The VeriChip, which is about the size of a grain of rice, is designed to be injected into the fatty tissue of the arm. Using a special scanner, doctors and other hospital staff can fetch information from the chips, such as the patient's identity, their blood type and the details of their condition, in order to speed treatment.

However, for security purposes personal information is not stored on the chip. Instead the chip contains a unique number – like a barcode – that links to a medical record stored on a secure database.

But Australian privacy advocates, who were already wary about similar chips being used by retailers to help manage their supply chain, are furious that humans could be chipped and wonder how long it will be before the first Australians are implanted.

Roger Clarke, a privacy advocate who has been speaking out against RFID-type technology for more than a decade, said he was "appalled and stunned" at the naivete of both the people developing the technology and the way it is being reported in the general press.

"When I spoke about this in 1994 people said I was going to extremes and talking nonsense. Now, less than ten years later they have a commercial product. I cannot understand how naive people are," said Clarke.

Clarke has argued that although the US solution is a simple identifier chip and can only be used with the consent of the patient, it won't be long before the technology goes mainstream.

"We are always going to tag the institutionalised first -- because they are prisoners and we have power over them. But we are also going to tag grandma in the senile dementia ward," said Clarke.

"This is a unique identifier. You will be walking down the street saying hey, this is my number, because your chip is promiscuous and it will talk to any bloody thing that wants to talk to it. It is unbelievable," Clarke added.

However, a spokesperson from the Australian Institute of Criminology (AIC), a Commonwealth statutory authority, said Australia has never electronically tagged any of its criminals and has no plans to do so in the future.

"Tagging of criminals is not even on the agenda," the spokesperson said.

Dale Clapperton, a board member for Electronic Frontiers Australia, a non-profit organisation that represents the on-line rights and freedoms of Internet users, said he is just as worried about RFID chips being used in every day objects such as driving licences and passports.

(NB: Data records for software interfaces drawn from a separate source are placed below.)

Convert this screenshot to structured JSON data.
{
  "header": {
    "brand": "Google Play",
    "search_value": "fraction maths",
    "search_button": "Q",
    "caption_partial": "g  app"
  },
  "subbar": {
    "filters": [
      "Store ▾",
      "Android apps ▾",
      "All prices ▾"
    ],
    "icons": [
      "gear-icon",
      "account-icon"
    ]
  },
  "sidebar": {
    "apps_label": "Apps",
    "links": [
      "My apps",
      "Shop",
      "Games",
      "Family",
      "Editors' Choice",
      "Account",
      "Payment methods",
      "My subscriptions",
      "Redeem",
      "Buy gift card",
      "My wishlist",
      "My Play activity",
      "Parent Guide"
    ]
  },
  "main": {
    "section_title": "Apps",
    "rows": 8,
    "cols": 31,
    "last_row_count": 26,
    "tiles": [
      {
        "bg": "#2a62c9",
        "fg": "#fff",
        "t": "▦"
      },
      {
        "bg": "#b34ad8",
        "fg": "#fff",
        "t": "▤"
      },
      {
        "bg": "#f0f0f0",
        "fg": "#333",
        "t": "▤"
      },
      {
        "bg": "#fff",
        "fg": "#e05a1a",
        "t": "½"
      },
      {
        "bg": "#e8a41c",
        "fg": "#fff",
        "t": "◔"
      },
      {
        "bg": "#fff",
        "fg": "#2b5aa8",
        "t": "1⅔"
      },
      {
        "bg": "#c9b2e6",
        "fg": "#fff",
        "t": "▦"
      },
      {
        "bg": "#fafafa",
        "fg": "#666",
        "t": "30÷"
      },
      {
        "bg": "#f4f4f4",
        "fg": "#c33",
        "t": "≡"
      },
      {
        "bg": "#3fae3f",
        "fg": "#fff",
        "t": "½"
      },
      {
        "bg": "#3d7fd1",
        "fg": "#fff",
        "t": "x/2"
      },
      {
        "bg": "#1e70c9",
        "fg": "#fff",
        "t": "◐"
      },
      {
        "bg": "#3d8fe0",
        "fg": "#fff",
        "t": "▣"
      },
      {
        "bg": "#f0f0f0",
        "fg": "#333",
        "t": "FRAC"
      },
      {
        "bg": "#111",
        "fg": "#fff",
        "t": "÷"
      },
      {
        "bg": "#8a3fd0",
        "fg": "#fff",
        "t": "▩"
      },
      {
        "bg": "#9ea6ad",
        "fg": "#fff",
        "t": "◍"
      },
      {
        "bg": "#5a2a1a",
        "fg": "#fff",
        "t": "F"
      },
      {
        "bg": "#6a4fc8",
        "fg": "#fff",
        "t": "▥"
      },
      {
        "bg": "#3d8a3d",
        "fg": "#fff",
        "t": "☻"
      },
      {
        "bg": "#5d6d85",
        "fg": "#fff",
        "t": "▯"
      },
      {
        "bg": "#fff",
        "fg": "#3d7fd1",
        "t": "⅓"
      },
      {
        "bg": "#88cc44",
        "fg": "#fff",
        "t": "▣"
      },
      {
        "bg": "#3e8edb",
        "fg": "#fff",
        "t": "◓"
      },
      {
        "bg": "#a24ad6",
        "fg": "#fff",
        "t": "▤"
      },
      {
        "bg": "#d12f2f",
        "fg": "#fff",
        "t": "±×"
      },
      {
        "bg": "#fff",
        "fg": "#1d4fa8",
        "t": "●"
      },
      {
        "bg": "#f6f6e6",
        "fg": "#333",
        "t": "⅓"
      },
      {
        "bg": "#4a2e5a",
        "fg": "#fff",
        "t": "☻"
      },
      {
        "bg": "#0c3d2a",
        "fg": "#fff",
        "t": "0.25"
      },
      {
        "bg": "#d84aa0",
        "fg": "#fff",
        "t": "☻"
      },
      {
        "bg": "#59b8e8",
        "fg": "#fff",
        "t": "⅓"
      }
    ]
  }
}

"If we went down the path of putting RFID tags into driving licenses – which has been suggested in some parts of the US -- you could have a situation where anyone with the right equipment could read information from your licence from a few metres away," Clapperton said.

Any type of RFID chip – whether inserted inside the body, in a document or item of clothing – will affect an individual’s privacy, said Clarke.

David Vaile, executive director of the Baker & McKenzie Cyberspace Law and Policy Centre at the University of New South Wales, said the US Patriot Act makes it unclear exactly which information is protected and which is readily available.

In addition, he said that because RFID chips are unlikely to ever be removed once they are inserted, and RFID scanners are becoming more common, the privacy issues are spiralling out of control.

"If you jumped into boiling water you would jump right out again. But what happens when the temperature is gradually raised? This looks like another increment and the water is not cool any more -- it is actually getting quite warm," said Vaile.